“We’re the people’s jeweller!” Brewer jokes. “If you want it, we can do it! Kids come in and want to try the pieces on, to show off on social media. I bring out the trays and let them go at it. It’s all free publicity for us.”
Recently, a woman wanted to have her breasts gold-plated but was eventually put off by the cost such a venture would incur, while a gentleman from Ghana flew over specifically to buy from the shop. He spent £49,000 on an 18-carat gold, diamond-encrusted, Cuban link necklace and matching bracelet. He threw £15,000 in cash at Brewer as a deposit. Business with footballers is growing, too. Green and Brewer will travel to training grounds across the country, hand-delivering watches dripping in diamonds to the rising stars of the Premier League.
“A few years ago, footballers tried to keep it a bit more low-key,” says Green. “But the younger guys, the England Under-21 players, are definitely following the trends from America. What do you do when you win a trophy? You treat yourself, you ice yourself out.”
The phone rings again. “It’s only 9.30am and it will be like this all day,” he says. “Like I said, this place is crazy.”
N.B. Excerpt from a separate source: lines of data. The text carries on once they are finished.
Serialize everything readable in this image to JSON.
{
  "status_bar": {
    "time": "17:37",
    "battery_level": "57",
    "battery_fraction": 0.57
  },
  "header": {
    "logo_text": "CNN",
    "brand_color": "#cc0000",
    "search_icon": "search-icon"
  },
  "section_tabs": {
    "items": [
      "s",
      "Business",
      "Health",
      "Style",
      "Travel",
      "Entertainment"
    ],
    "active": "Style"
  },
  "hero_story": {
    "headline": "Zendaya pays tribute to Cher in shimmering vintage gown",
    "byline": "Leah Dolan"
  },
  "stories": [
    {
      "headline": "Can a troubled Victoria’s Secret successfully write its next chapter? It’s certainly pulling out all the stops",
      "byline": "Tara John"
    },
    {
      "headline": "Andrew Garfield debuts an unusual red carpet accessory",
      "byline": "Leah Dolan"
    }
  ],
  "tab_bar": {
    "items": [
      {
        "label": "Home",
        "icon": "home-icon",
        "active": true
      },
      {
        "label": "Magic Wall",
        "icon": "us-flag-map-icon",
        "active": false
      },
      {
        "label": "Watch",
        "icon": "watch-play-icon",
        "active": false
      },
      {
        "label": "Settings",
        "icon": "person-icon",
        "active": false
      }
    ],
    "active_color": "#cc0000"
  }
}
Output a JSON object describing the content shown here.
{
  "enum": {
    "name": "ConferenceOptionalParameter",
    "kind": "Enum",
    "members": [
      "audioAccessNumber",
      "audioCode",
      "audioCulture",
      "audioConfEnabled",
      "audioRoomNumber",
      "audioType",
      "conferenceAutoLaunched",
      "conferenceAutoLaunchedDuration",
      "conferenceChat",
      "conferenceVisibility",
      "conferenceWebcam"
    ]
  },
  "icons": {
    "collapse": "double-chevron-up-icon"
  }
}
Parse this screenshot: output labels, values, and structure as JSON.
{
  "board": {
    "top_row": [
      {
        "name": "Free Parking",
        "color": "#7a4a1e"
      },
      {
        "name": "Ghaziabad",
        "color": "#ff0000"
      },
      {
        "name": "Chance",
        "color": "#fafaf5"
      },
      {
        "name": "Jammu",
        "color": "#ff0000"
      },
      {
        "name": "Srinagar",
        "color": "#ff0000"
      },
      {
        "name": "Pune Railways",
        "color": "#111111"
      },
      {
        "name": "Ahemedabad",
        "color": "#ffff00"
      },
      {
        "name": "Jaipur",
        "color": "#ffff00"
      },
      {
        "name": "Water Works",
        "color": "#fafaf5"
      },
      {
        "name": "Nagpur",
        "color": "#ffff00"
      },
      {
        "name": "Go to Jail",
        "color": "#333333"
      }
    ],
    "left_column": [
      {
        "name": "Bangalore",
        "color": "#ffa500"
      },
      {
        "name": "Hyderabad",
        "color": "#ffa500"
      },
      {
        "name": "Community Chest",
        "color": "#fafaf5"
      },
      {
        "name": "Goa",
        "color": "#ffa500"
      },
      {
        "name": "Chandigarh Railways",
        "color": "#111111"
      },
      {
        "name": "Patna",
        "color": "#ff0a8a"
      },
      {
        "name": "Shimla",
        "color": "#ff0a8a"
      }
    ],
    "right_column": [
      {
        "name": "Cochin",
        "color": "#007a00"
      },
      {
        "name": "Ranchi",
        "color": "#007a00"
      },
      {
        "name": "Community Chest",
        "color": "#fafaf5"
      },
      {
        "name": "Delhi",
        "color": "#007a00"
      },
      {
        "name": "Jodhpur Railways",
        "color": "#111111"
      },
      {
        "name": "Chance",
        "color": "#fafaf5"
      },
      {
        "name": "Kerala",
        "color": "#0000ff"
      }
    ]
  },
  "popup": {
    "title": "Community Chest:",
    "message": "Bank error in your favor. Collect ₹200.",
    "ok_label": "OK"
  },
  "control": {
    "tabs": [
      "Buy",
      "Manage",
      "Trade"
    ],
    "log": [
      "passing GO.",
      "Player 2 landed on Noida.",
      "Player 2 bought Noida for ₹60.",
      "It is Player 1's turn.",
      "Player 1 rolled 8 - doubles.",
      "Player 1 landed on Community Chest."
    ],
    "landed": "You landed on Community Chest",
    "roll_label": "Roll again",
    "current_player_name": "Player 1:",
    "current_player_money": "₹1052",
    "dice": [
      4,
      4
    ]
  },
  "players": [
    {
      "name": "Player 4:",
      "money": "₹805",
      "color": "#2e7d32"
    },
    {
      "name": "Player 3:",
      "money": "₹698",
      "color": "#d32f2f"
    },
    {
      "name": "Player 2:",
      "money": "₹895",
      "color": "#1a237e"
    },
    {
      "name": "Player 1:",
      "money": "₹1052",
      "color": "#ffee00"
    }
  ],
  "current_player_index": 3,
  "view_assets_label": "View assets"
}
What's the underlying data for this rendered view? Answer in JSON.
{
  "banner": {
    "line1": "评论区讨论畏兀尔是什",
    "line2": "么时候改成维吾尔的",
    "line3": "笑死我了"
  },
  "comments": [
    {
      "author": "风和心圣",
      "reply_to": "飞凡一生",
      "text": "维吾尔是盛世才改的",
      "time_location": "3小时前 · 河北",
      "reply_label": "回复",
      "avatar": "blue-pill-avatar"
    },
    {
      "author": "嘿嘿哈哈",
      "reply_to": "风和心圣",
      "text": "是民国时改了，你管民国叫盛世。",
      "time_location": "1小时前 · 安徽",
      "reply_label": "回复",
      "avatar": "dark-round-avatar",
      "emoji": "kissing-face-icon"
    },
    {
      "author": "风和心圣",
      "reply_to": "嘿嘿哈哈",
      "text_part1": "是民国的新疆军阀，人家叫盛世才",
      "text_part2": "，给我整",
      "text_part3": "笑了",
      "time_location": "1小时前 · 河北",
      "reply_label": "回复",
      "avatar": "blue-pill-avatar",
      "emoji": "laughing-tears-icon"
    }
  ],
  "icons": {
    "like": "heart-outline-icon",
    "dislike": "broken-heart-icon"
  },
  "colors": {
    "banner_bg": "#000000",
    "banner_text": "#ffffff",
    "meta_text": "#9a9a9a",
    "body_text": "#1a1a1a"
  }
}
With that, Green disappears through a door into the back of the shop, where there’s a price to be haggled over, a new deal to be struck.